The Supreme Court on Monday struck down the appointment of Special Public Prosecutor Bhavani Singh and declared that the interference of the Tamil Nadu government in his appointment was a manifestation of the government’s “anxiety” about the future. The court held that Karnataka is the sole prosecuting agency in the pending appeals filed by the former Tamil Nadu Chief Minister, Jayalalithaa, and three others against their conviction in the Rs. 66 crore disproportionate assets case.
A three-judge Bench, led by Justice Dipak Misra, directed the Karnataka government to file its written submissions by April 28 in the Karnataka High Court where the appeals are pending.
The Bench further directed the High Court judge to take no heed of the arguments made by Mr. Singh.
It, however, dismissed any need for having a fresh hearing of the appeals.
Justice Misra, reading out the judgment, reasoned that the proceedings so far held cannot be “abandoned solely because there was no proper assistance” from the prosecution. He observed that for the High Court judge “the filament of reasoning will naturally flow from a dispassionate viewing of the evidence”.
Justice Misra read out from the verdict in the open court, “We have not agreed with Justice Madan Lokur. There is no justification for fresh hearing, especially when the appeals have been heard at length and judgment is reserved. “
Asking the High Court judge to be vigilant about the “corroding effect of corruption” and the “gravity of the offence” against the accused in this case, the Bench said it was the duty of the judge to make a “complete and comprehensive evaluation and appreciation of the evidence in its entirety before renedering his judgment”.
The Bench advised the High Court to “dispassionately render a judgment which is objectively and resolutely expressed”.
The Bench was delivering the verdict on a reference made to it following a stalemate reached by an earlier Bench led by Justice Lokur on whether Mr. Singh had the authority to act as prosecutor in the appeals.
The Supreme Court, while extending Ms. Jayalalithaa’s bail, gave the Karnataka High Court time till may 12 to deliver its judgment on the appeals.
The case pertains to disproportionate assets to the tune of over Rs. 65 crore allegedly amassed by the accused during Ms. Jayalalithaa’s first tenure as Chief Minister during 1991-96.

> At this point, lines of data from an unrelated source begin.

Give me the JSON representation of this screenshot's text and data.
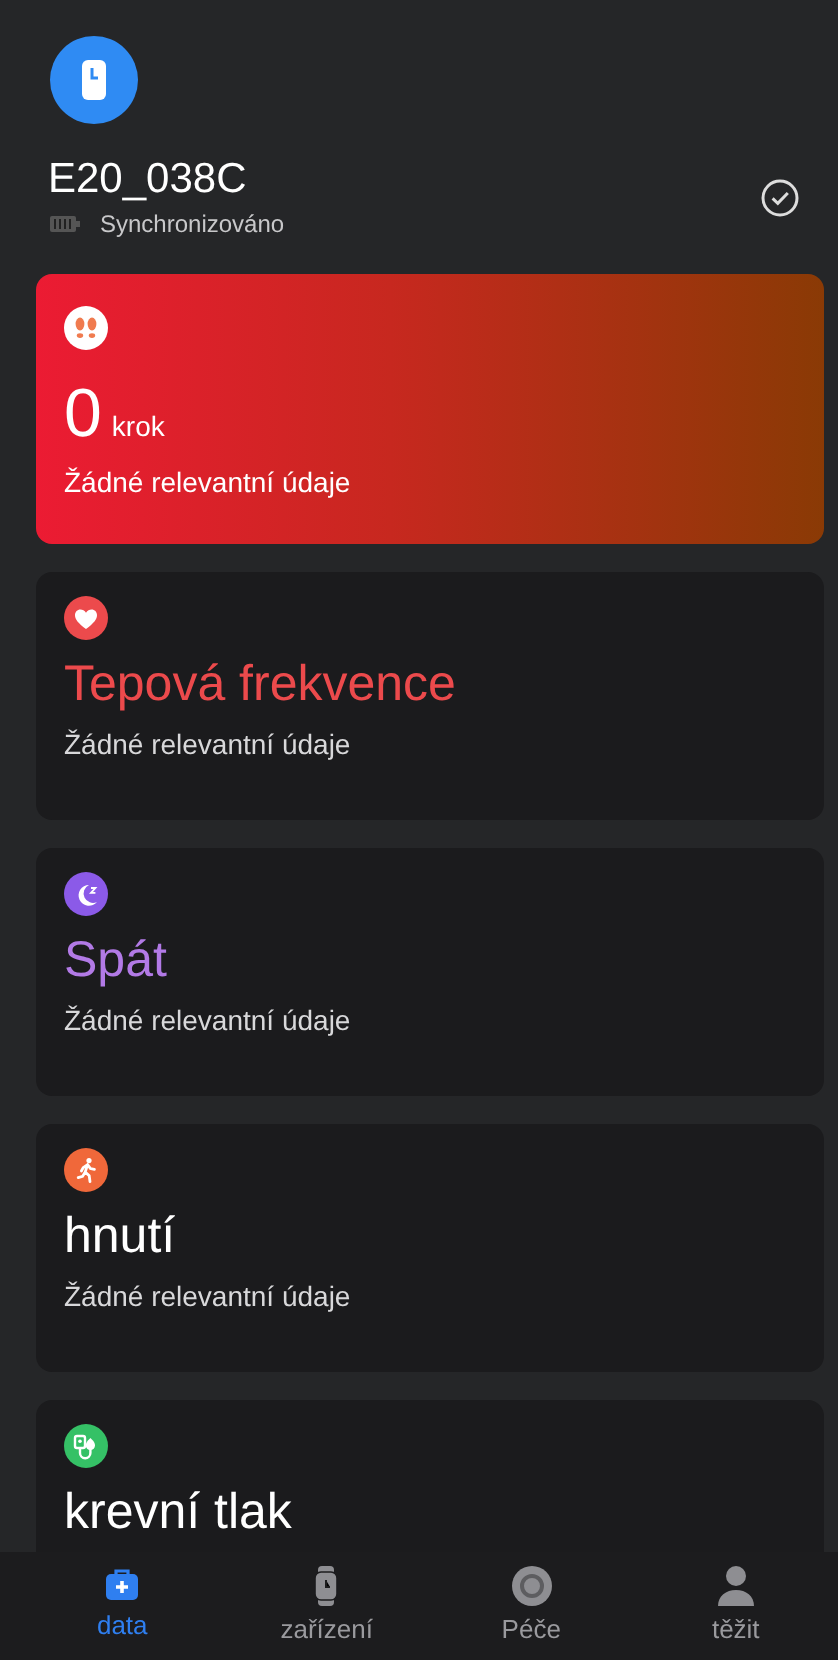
{
  "device": {
    "name": "E20_038C",
    "status": "Synchronizováno",
    "synced": true
  },
  "steps_card": {
    "value": "0",
    "unit": "krok",
    "note": "Žádné relevantní údaje"
  },
  "metric_cards": [
    {
      "kind": "heart",
      "title": "Tepová frekvence",
      "note": "Žádné relevantní údaje",
      "color": "#ec4a4c",
      "accent_title": true
    },
    {
      "kind": "sleep",
      "title": "Spát",
      "note": "Žádné relevantní údaje",
      "color": "#8b5ae8",
      "accent_title": true
    },
    {
      "kind": "run",
      "title": "hnutí",
      "note": "Žádné relevantní údaje",
      "color": "#f0683a",
      "accent_title": false
    },
    {
      "kind": "pressure",
      "title": "krevní tlak",
      "color": "#35c166",
      "accent_title": false
    }
  ],
  "tabs": [
    {
      "kind": "kit",
      "label": "data",
      "selected": true
    },
    {
      "kind": "watch",
      "label": "zařízení",
      "selected": false
    },
    {
      "kind": "ring",
      "label": "Péče",
      "selected": false
    },
    {
      "kind": "person",
      "label": "těžit",
      "selected": false
    }
  ]
}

TWISTS AND TURNS
- › The charges: Conspiracy: As CM, Jayalalithaa conspired with three others to acquire assets to the tune of Rs. 66.65 crore

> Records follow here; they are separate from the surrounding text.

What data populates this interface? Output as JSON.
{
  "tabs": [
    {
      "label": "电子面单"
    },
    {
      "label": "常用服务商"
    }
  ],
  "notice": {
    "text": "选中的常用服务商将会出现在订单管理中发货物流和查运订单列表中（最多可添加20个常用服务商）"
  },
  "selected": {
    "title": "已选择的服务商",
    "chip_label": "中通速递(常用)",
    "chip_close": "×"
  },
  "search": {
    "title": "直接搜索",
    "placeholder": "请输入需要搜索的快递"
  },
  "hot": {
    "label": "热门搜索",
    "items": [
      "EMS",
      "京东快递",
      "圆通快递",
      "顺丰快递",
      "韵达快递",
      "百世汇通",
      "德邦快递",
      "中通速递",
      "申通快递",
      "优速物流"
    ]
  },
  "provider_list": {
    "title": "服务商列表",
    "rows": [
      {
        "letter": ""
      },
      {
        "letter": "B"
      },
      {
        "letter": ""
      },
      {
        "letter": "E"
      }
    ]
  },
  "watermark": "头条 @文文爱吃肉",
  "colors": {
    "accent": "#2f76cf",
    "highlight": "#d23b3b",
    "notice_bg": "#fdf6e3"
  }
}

- › Disproportionate Assets: The assets were disproportionate to her known income
- ›Abetment: The other three abetted the offence by acting as benami owners of 32 private firms
- › Prosecution’s take: Modus operandi was to deposit cash in benami firms’ accounts

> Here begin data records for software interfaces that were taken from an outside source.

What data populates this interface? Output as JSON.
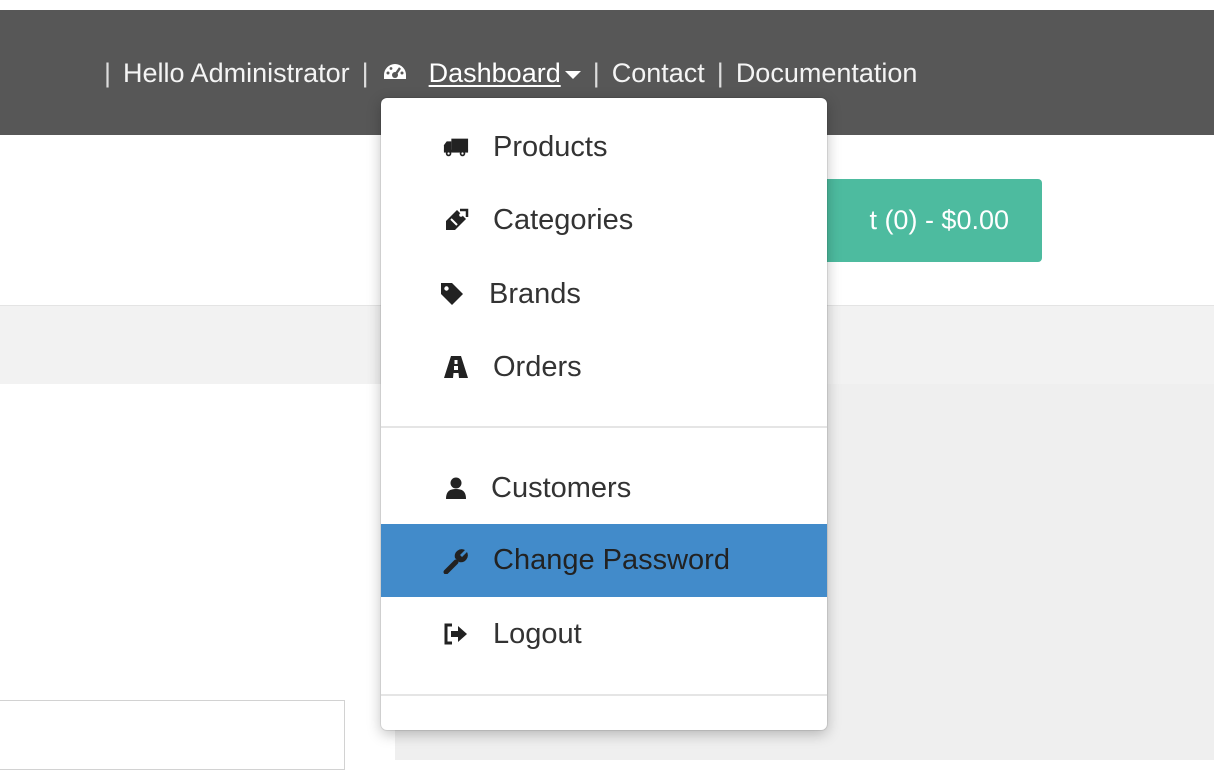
{
  "topnav": {
    "greeting": "Hello Administrator",
    "separator": "|",
    "dashboard_label": "Dashboard",
    "contact_label": "Contact",
    "documentation_label": "Documentation"
  },
  "cart": {
    "label": "t (0) - $0.00"
  },
  "dropdown": {
    "items": [
      {
        "label": "Products",
        "icon": "truck-icon"
      },
      {
        "label": "Categories",
        "icon": "tags-icon"
      },
      {
        "label": "Brands",
        "icon": "tag-icon"
      },
      {
        "label": "Orders",
        "icon": "road-icon"
      },
      {
        "label": "Customers",
        "icon": "user-icon"
      },
      {
        "label": "Change Password",
        "icon": "wrench-icon"
      },
      {
        "label": "Logout",
        "icon": "logout-icon"
      }
    ],
    "active_index": 5
  },
  "colors": {
    "topbar": "#575757",
    "cart_button": "#4dbb9f",
    "active_item": "#428bca"
  }
}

- ›Prosecution’s take: The firms gave her address as theirs while opening accounts
- › Prosecution’s take: Ms. Jayalalithaa spent crores of rupees on renovations and constructions, her foster son’s wedding and possessed huge quantity of jewellery.
- › Counter: Prosecution born and out of malice and vendetta, many illegalities and defects in investigation. She had sufficient income form legal sources. Others were not benamidars.
- › Counter: No material to show sarees, watches and footwear seized were bought during her tenure.
- › Counter: Income-Tax authorities and Tribunals have accepted their returns and valuation of assets.
cerdit : thehindu